[TASK INSTRUCTIONS] For the string "What", find every matching line in the records and copy it.

(Extracted records)
□ □ □ □ □ □ □

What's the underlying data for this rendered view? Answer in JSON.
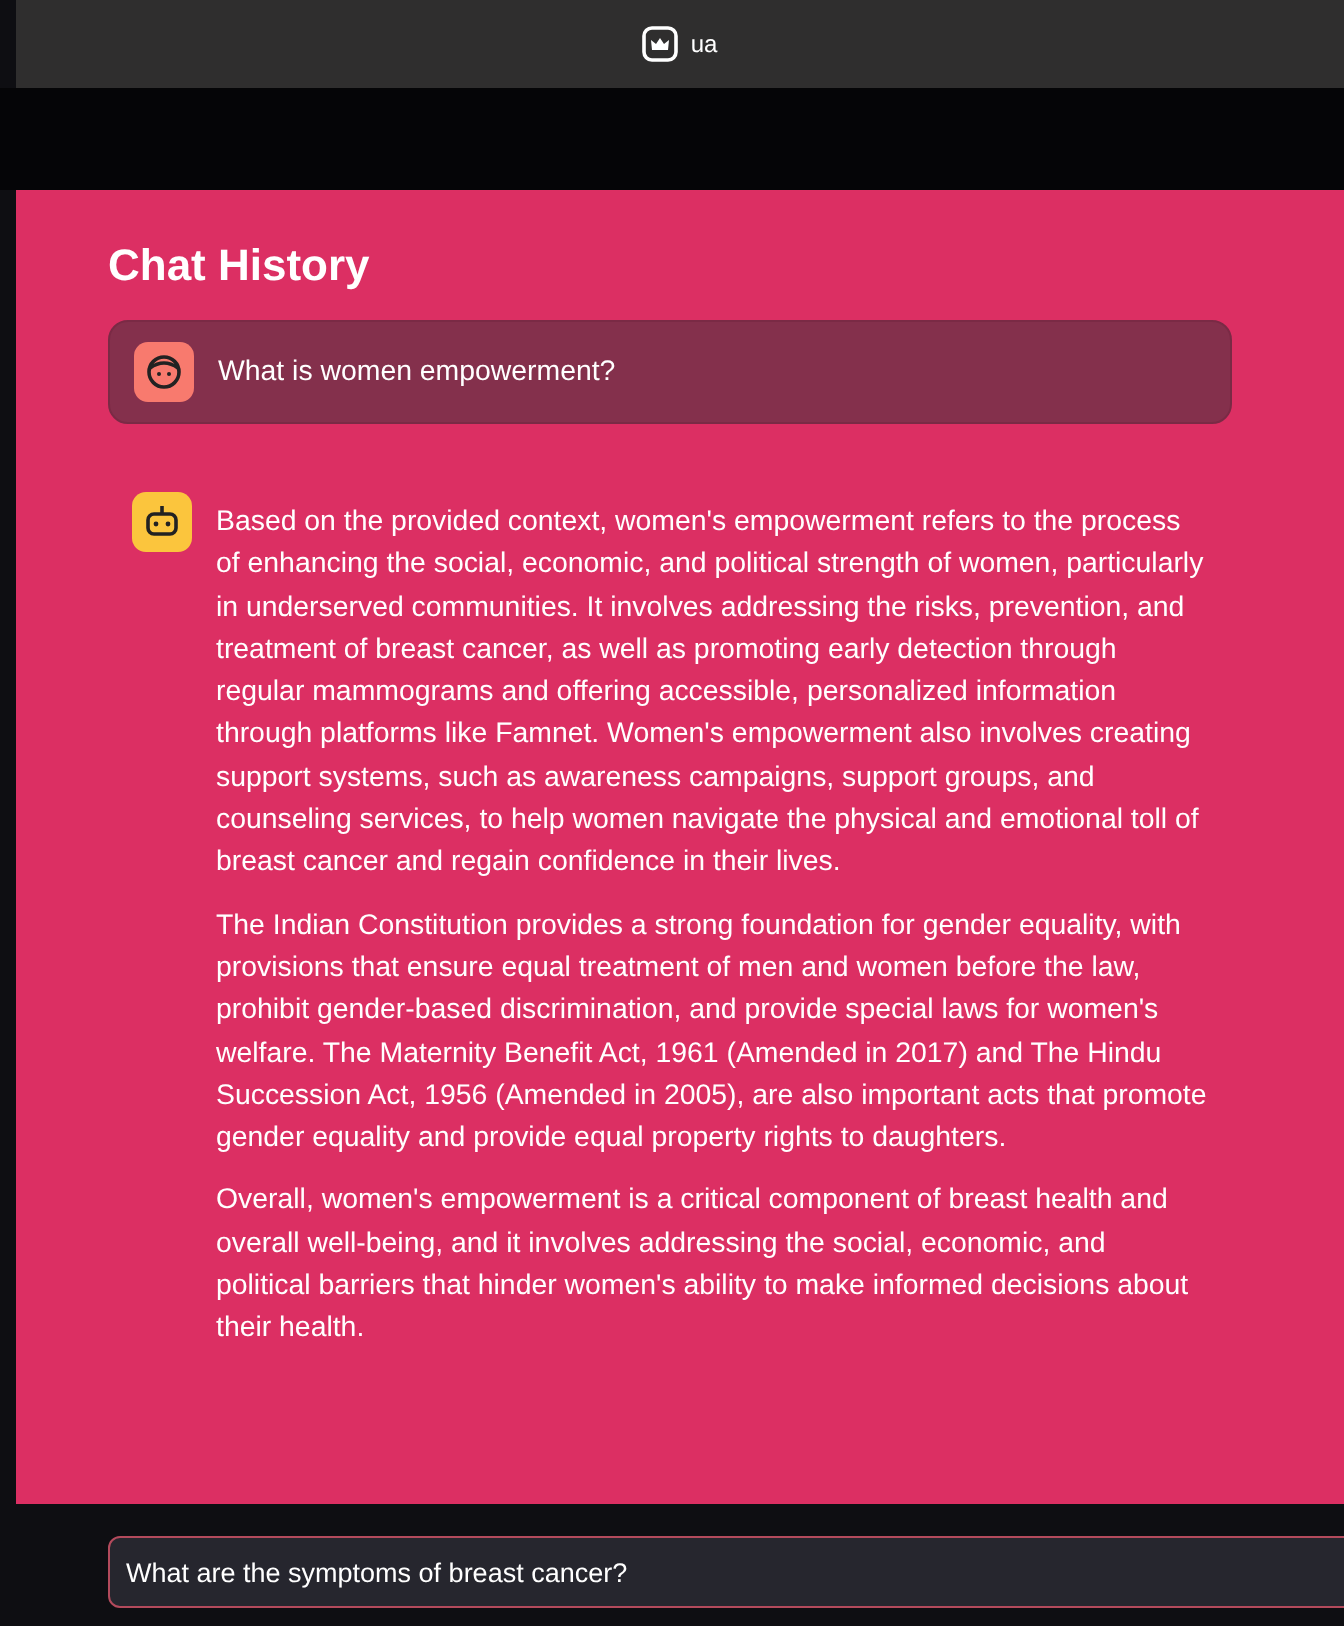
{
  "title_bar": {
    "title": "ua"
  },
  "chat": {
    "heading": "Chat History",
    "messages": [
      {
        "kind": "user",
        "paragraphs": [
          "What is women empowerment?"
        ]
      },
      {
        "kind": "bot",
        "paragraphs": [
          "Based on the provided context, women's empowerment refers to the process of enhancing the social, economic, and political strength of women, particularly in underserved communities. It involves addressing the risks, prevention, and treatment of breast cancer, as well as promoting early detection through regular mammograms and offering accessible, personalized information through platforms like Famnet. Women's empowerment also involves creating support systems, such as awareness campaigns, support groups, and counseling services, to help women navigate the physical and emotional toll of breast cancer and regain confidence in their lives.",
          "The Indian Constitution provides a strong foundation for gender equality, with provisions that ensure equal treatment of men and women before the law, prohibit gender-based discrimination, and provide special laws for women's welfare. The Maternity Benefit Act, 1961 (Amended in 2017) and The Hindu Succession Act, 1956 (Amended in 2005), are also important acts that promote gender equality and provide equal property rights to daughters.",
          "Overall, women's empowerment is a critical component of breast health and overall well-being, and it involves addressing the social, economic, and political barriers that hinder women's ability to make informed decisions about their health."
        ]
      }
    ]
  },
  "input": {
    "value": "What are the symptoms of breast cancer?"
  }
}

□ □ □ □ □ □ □

[EXERCISE RESPONSE]
What's the underlying data for this rendered view? Answer in JSON.
          "What is women empowerment?"
    "value": "What are the symptoms of breast cancer?"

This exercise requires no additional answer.